vision 2020

The Last Campaign

These two men have nothing left to prove in the future. Photo: Drew Angerer/Getty Images/2019 Getty Images

Among the many fraught concerns absorbing Democrats right now, from fighting for public health to designing an effective coronavirus stimulus effort to maintaining the right to vote, one that may be overestimated in its significance is the reconciliation of Bernie Sanders and his supporter to a Democratic ticket headed up by Joe Biden. Yes, of course, Biden has to be a gracious winner, and needs to call regularly for party unity, and can’t afford to say or do anything to alienate the one-time front-runner and the self-conscious progressive movement he has now led through two presidential cycles.

But as someone who once urged both of these men to stay out of the 2020 race because of their advanced age, I will acknowledge a silver lining to the reality that the finalists in the nomination contest were 77 (Biden) and 78 (Sanders) years old: their future ambitions should not be a bar to their cooperation in the defenestration of Donald Trump. That was not the case with the finalists four years ago: Hillary Clinton most definitely intended to be a two-term president if she won, and Bernie Sanders most definitely intended to run again if she lost.

For once, Terry McAuliffe is spot-on in a comment he made to Mark Leibovich in the wake of Sanders’s withdrawl from the race:

“There is a completely different dynamic now than in 2016,” said Terry McAuliffe, the former governor of Virginia and onetime Democratic National Committee chairman who has endorsed Mr. Biden. Four years ago, Mr. McAuliffe said, he believed that Mr. Sanders knew he would run again if he did not get the nomination, so it was in his interest to keep his supporters engaged and aligned with him. “This time, running again is not in play for either Bernie or Biden, so everyone has incentive to work together,” he said.
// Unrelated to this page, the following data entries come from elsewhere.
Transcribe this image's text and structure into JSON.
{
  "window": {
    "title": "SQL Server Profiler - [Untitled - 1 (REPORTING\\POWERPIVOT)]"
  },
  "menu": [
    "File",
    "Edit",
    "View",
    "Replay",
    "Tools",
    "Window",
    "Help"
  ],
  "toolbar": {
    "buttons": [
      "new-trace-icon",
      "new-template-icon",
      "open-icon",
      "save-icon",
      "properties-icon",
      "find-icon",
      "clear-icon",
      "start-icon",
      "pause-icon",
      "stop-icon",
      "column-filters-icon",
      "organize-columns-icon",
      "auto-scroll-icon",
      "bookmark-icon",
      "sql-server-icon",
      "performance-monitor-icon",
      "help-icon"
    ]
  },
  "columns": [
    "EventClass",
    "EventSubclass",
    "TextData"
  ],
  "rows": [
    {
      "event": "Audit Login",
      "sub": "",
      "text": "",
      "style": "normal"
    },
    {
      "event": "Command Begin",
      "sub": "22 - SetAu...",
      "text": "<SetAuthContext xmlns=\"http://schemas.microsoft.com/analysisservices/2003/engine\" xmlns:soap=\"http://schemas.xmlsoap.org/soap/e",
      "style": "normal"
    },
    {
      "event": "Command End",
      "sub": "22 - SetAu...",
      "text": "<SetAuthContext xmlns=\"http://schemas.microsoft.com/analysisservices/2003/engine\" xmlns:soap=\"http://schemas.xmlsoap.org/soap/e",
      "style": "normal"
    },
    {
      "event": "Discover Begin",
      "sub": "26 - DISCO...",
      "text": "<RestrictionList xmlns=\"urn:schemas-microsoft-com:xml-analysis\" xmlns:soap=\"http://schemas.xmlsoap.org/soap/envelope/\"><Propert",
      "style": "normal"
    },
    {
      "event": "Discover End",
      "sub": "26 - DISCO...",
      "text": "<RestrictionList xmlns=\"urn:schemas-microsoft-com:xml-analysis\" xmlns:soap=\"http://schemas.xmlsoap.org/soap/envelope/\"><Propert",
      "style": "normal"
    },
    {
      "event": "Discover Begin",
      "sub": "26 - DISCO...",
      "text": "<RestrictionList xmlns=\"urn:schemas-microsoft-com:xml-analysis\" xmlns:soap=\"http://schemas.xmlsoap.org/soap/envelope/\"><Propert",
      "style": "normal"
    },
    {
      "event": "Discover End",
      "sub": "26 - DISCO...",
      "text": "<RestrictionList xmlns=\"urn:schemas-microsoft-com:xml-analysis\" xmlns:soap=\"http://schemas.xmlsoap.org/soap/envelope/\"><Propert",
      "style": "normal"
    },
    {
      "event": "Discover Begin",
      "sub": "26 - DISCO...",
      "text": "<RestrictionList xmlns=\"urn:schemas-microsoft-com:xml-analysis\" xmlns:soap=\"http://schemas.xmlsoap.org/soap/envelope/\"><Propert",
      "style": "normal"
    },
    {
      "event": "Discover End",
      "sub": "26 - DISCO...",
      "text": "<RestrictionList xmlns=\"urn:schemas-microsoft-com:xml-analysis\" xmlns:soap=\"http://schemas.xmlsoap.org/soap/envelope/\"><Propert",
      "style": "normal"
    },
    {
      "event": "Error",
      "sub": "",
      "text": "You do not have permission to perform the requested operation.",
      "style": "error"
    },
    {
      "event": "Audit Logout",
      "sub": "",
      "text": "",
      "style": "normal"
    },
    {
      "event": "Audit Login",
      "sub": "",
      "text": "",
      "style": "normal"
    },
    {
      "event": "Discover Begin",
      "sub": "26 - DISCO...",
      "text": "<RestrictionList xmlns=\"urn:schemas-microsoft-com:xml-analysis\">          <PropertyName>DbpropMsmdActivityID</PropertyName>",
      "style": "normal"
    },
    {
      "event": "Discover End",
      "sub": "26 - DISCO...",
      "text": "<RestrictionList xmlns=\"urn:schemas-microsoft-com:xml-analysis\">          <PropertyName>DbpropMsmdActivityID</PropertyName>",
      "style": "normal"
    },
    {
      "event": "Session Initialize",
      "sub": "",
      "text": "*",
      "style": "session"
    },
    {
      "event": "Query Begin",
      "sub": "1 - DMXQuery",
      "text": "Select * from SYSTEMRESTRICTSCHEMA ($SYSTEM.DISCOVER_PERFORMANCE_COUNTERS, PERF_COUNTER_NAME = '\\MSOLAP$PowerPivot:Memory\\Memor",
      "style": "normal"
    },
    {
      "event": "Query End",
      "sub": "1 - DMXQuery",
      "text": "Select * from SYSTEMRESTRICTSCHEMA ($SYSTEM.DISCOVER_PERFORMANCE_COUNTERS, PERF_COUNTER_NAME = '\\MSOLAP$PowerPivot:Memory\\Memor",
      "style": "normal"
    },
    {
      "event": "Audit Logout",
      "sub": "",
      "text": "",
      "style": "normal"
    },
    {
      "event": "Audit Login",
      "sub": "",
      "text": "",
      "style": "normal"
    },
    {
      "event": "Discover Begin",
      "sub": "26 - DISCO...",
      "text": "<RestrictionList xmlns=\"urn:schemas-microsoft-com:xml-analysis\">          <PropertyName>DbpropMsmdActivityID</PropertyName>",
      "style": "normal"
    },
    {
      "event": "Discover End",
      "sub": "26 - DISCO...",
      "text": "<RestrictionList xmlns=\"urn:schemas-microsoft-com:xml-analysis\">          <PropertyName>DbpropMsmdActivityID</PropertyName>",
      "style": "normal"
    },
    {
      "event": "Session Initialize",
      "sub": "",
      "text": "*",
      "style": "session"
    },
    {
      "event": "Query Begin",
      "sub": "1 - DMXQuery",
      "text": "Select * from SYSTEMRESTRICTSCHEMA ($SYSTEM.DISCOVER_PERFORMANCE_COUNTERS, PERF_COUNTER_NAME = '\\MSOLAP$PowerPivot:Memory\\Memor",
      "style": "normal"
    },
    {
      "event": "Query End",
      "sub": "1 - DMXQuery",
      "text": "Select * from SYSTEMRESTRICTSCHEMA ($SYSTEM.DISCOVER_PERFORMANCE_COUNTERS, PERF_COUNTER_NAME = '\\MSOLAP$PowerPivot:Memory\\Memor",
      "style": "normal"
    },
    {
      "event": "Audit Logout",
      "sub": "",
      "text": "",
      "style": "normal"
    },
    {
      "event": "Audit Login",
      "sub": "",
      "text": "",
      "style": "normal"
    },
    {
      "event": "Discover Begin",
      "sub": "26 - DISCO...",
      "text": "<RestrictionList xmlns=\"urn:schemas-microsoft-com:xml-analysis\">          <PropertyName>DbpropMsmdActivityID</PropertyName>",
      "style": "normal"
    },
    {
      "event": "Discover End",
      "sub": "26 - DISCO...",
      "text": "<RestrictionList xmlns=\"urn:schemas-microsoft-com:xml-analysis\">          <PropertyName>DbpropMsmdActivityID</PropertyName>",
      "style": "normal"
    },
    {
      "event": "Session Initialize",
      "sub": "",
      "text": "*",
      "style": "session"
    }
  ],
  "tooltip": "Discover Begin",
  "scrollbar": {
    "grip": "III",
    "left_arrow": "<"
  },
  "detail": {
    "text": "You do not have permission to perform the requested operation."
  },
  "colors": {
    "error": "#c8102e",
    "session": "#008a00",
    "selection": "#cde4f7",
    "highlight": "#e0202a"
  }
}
There is also this little matter of Trump being far less of an underdog going into the general election than he appeared to be four years ago, making the price of poorly consummated unity much higher. Beyond that, Biden’s implicit message of ridding the country of Trump and then offering a transition to a future others will define is now recognizable as a better outcome for progressives than the victory of a younger Democrat who might have put her or his stamp on the party for the foreseeable future. Indeed, one unity consideration Biden probably should take seriously is to avoid choosing a running-mate who could be perceived as prejudging the party’s future course in a direction hostile to progressives. Whatever its alleged appeal to swing voters, a Biden-Klobuchar ticket might invite a whole world of avoidable intraparty trouble.

If managed sensitively, the reconciliation of these two political warhorses should be far easier than the touchy Clinton-Sanders convergence of 2016, and pave the way to a smoother and more complete merger of supporters, recognizing there are some Sanders supporters who were honest in their Bernie or Bust bluster. Unless a President Biden takes the unlikely step of running for a second term as an octogenarian, 2024 will be a new day for Democrats, and a fresh start for those who would push the donkey to the left or to the center. That should make a 2020 truce the least of the party’s problems.

It’s the Last Campaign for Biden and Sanders